November 27, 2008, 08:04 PM
The ATV discs aren't worth the trouble to hook up. It sounds like this field has been fallow for a pretty good while, if ever broken. You're going to need the weight of a real disc to break the ground. When I break new ground I use a subsoiler first. Saves a lot of time, but you need the implement and a big tractor to pull it.

November 28, 2008, 09:53 AM
Anyone have a problem with hogs tearing up a food plot?

November 28, 2008, 10:49 AM
"hogdogs" enter here:D

November 28, 2008, 11:10 AM
I figgered he'd weigh in. He must be on a siesta.

We have hog wallers and root'n areas all over my FIL's property. We've thrown the foot plot talk around, but I'm afraid we'd be wasting our time.

I wonder if a bunch of rye grass might make fer a nice winter food source to keep 'em from wondering too far and do it with a minimum of work.

November 28, 2008, 12:32 PM
The food plots for deer around here get hit a little bit but They like them peanuts better. They just finishing up that harvest now. 2 leggers though.... A buddy showed me a picture of a guy in his food plot off a game cam and there is no way you can get there without knowing you are trespassing.

November 29, 2008, 05:59 AM
My 5acre field was full of sumac and soil was very sour. First step was soil sample followed by spraying field with Crossbow. After about a month I plowed field with two bottom plow trying to rip sumac root bed out. Raked debris in piles and burned them. Disced field, limed and fertilized per soil sample then lightly disced again. Broadcasted Ladina Clover, drug a home-made drag over field. The only place I was able to use ATV was in the spraying and fertilizing part using pull behind implements. Rest done with tractor. Liming done by a fellow that does liming for farmers around here. I had to wait for him to do theirs as 5acres was to small for him to make special trip.Wished I knew how I could spread my lime myself. The powdered stuff wants to clump up in most spreaders.

November 29, 2008, 06:44 AM
Bush hog the grass then rip it up with a turning plow and then disk it. None of which can be done satisfactorily with a 4 wheeler. After it's been disked up plant clover.

November 29, 2008, 04:55 PM
Rereading this thread I decided to put in my 2 cents worth, a project I started 4 years ago on a 7 acre field. First I planted 1500 pine trees in a patchwork pattern which used up about a third of the field. I needed a place for a couple of cows so I fenced 3 acres, one of which is in trees. Fencing really doesn't matter as deer can jump cattle fences when they want to. With the leftover field I planted a dozen apple trees, putting them in little protective fences which look like tomato arbors so the deer wouldn't graze them down to nothing. I planted a dozen each of mullberry trees and chinese chestnut trees, all small of course, but they'll grow. The field already had pasture grass growing in it and I normally bushog half the open field each year to get rid of weed trees. But I use the patchwork method here as well so there are irregular patches of ground which are more or less weedy. Some of the trees coming up are persimmons, which I skip when I bushog.

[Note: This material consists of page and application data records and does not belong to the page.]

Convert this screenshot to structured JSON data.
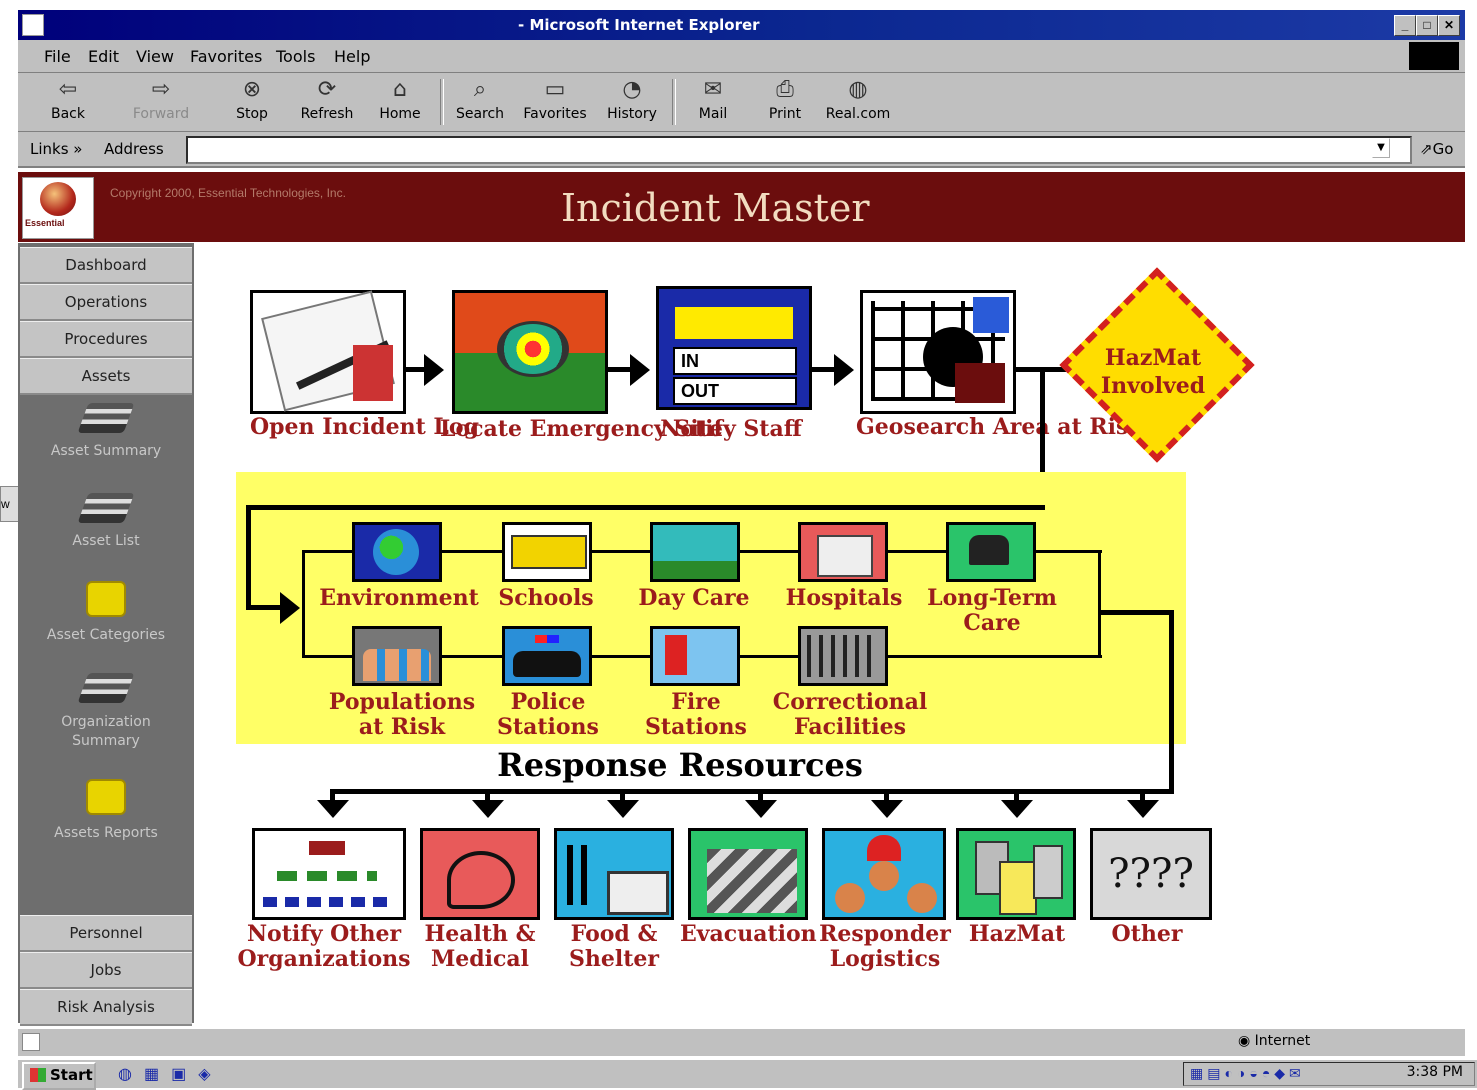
{
  "window": {
    "title": "- Microsoft Internet Explorer",
    "minimize": "_",
    "maximize": "□",
    "close": "✕"
  },
  "menubar": [
    "File",
    "Edit",
    "View",
    "Favorites",
    "Tools",
    "Help"
  ],
  "toolbar": {
    "back": "Back",
    "forward": "Forward",
    "stop": "Stop",
    "refresh": "Refresh",
    "home": "Home",
    "search": "Search",
    "favorites": "Favorites",
    "history": "History",
    "mail": "Mail",
    "print": "Print",
    "real": "Real.com"
  },
  "addressbar": {
    "links": "Links »",
    "address": "Address",
    "value": "",
    "go": "Go"
  },
  "banner": {
    "copyright": "Copyright 2000, Essential Technologies, Inc.",
    "title": "Incident Master",
    "logo_text": "Essential"
  },
  "sidebar": {
    "top": [
      "Dashboard",
      "Operations",
      "Procedures",
      "Assets"
    ],
    "assets": [
      "Asset Summary",
      "Asset List",
      "Asset Categories",
      "Organization Summary",
      "Assets Reports"
    ],
    "bottom": [
      "Personnel",
      "Jobs",
      "Risk Analysis"
    ]
  },
  "flow": {
    "steps": [
      "Open Incident Log",
      "Locate Emergency Site",
      "Notify Staff",
      "Geosearch Area at Risk"
    ],
    "hazmat": "HazMat Involved",
    "notify_in": "IN",
    "notify_out": "OUT",
    "risk_row1": [
      "Environment",
      "Schools",
      "Day Care",
      "Hospitals",
      "Long-Term Care"
    ],
    "risk_row2": [
      "Populations at Risk",
      "Police Stations",
      "Fire Stations",
      "Correctional Facilities"
    ],
    "resources_title": "Response Resources",
    "resources": [
      "Notify Other Organizations",
      "Health & Medical",
      "Food & Shelter",
      "Evacuation",
      "Responder Logistics",
      "HazMat",
      "Other"
    ],
    "other_icon_text": "????"
  },
  "statusbar": {
    "zone": "Internet"
  },
  "taskbar": {
    "start": "Start",
    "clock": "3:38 PM"
  },
  "colors": {
    "banner": "#6b0d0d",
    "label": "#9b1c1c",
    "yellow_panel": "#ffff66",
    "sidebar": "#6e6e6e"
  }
}
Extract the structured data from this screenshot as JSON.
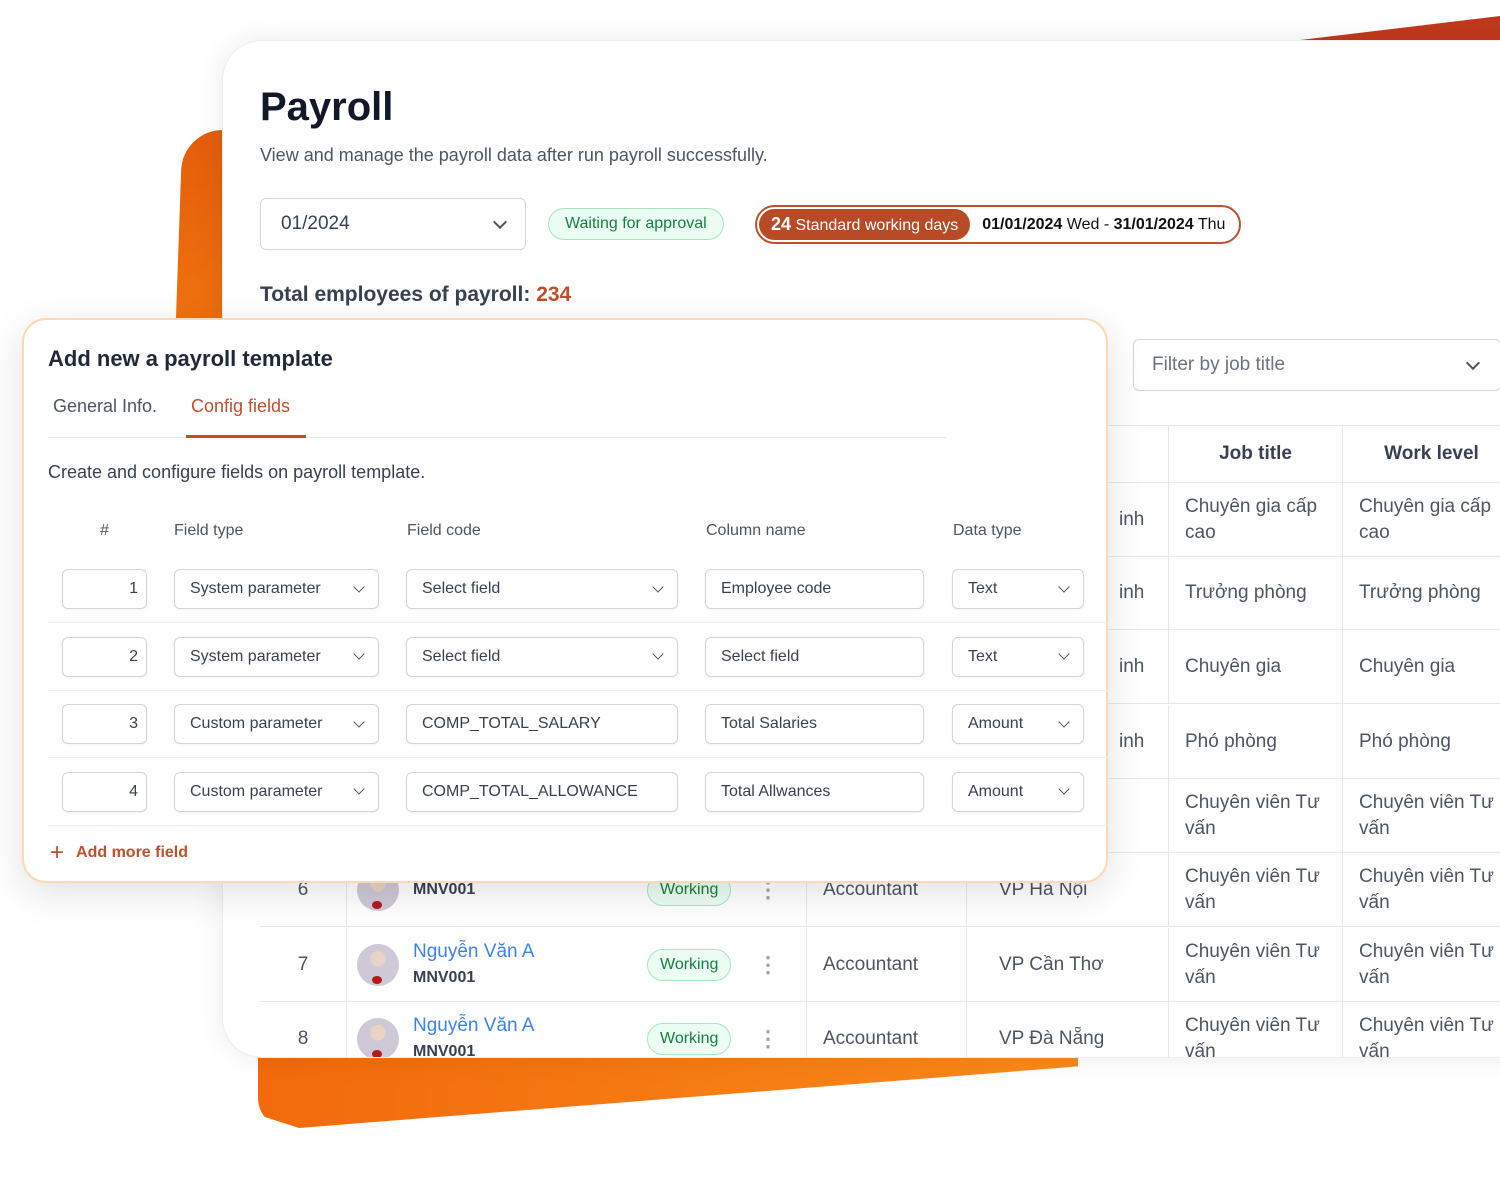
{
  "page": {
    "title": "Payroll",
    "subtitle": "View and manage the payroll data after run payroll successfully.",
    "period": "01/2024",
    "status": "Waiting for approval",
    "working_days": {
      "count": "24",
      "label": "Standard working days",
      "start_date": "01/01/2024",
      "start_day": "Wed",
      "separator": "-",
      "end_date": "31/01/2024",
      "end_day": "Thu"
    },
    "total_label": "Total employees of payroll:",
    "total_value": "234",
    "filter_placeholder": "Filter by job title"
  },
  "table": {
    "headers": {
      "job_title": "Job title",
      "work_level": "Work level"
    },
    "rows": [
      {
        "no": "",
        "name": "",
        "code": "",
        "status": "",
        "position": "",
        "branch": "inh",
        "job_title": "Chuyên gia cấp cao",
        "work_level": "Chuyên gia cấp cao"
      },
      {
        "no": "",
        "name": "",
        "code": "",
        "status": "",
        "position": "",
        "branch": "inh",
        "job_title": "Trưởng phòng",
        "work_level": "Trưởng phòng"
      },
      {
        "no": "",
        "name": "",
        "code": "",
        "status": "",
        "position": "",
        "branch": "inh",
        "job_title": "Chuyên gia",
        "work_level": "Chuyên gia"
      },
      {
        "no": "",
        "name": "",
        "code": "",
        "status": "",
        "position": "",
        "branch": "inh",
        "job_title": "Phó phòng",
        "work_level": "Phó phòng"
      },
      {
        "no": "",
        "name": "",
        "code": "",
        "status": "",
        "position": "",
        "branch": "",
        "job_title": "Chuyên viên Tư vấn",
        "work_level": "Chuyên viên Tư vấn"
      },
      {
        "no": "6",
        "name": "",
        "code": "MNV001",
        "status": "Working",
        "position": "Accountant",
        "branch": "VP Hà Nội",
        "job_title": "Chuyên viên Tư vấn",
        "work_level": "Chuyên viên Tư vấn"
      },
      {
        "no": "7",
        "name": "Nguyễn Văn A",
        "code": "MNV001",
        "status": "Working",
        "position": "Accountant",
        "branch": "VP Cần Thơ",
        "job_title": "Chuyên viên Tư vấn",
        "work_level": "Chuyên viên Tư vấn"
      },
      {
        "no": "8",
        "name": "Nguyễn Văn A",
        "code": "MNV001",
        "status": "Working",
        "position": "Accountant",
        "branch": "VP Đà Nẵng",
        "job_title": "Chuyên viên Tư vấn",
        "work_level": "Chuyên viên Tư vấn"
      }
    ]
  },
  "modal": {
    "title": "Add new a payroll template",
    "tabs": [
      {
        "label": "General Info."
      },
      {
        "label": "Config fields"
      }
    ],
    "description": "Create and configure fields on payroll template.",
    "headers": {
      "no": "#",
      "field_type": "Field type",
      "field_code": "Field code",
      "column_name": "Column name",
      "data_type": "Data type"
    },
    "rows": [
      {
        "no": "1",
        "field_type": "System parameter",
        "field_code": "Select field",
        "field_code_is_select": true,
        "column_name": "Employee code",
        "data_type": "Text"
      },
      {
        "no": "2",
        "field_type": "System parameter",
        "field_code": "Select field",
        "field_code_is_select": true,
        "column_name": "Select field",
        "data_type": "Text"
      },
      {
        "no": "3",
        "field_type": "Custom parameter",
        "field_code": "COMP_TOTAL_SALARY",
        "field_code_is_select": false,
        "column_name": "Total Salaries",
        "data_type": "Amount"
      },
      {
        "no": "4",
        "field_type": "Custom parameter",
        "field_code": "COMP_TOTAL_ALLOWANCE",
        "field_code_is_select": false,
        "column_name": "Total Allwances",
        "data_type": "Amount"
      }
    ],
    "add_more": "Add more field"
  },
  "colors": {
    "accent": "#c0502c",
    "brand_orange": "#f47a10",
    "success": "#15803d",
    "link": "#3b82f6"
  }
}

I only disk a quarter acre in a strip 50 feet wide by 200 feet long. On this strip I put varying amounts of lime (depends on how much the soil needs on a yearly basis) and 120 pounds of 13-13-13. The fertilizer is disked into the ground and followed by 50 pounds each of oats and rye grass and 3 pounds each of red clover and turnips. I don't need more fertilizer because disking doesn't kill the regular grass and the organic matter left on the ground seems to hold fertilizer better than bare ground.

If a person was doing this without a tractor they could just cut an area of grass down short and sow the fertilizer and seeds but they'd have more seeds lost to birds.

What I've gotten is an environment where some does have taken up residence. They hide out in the blackberry thickets, sun themselves in the high grass and then come out to feed on the green field when winter comes. From time to time they invite a buck over for dinner and from time to time I remove one of them or a buck from the food chain. In the meantime I have a place for lots of birds, voles, rabbits and other critters.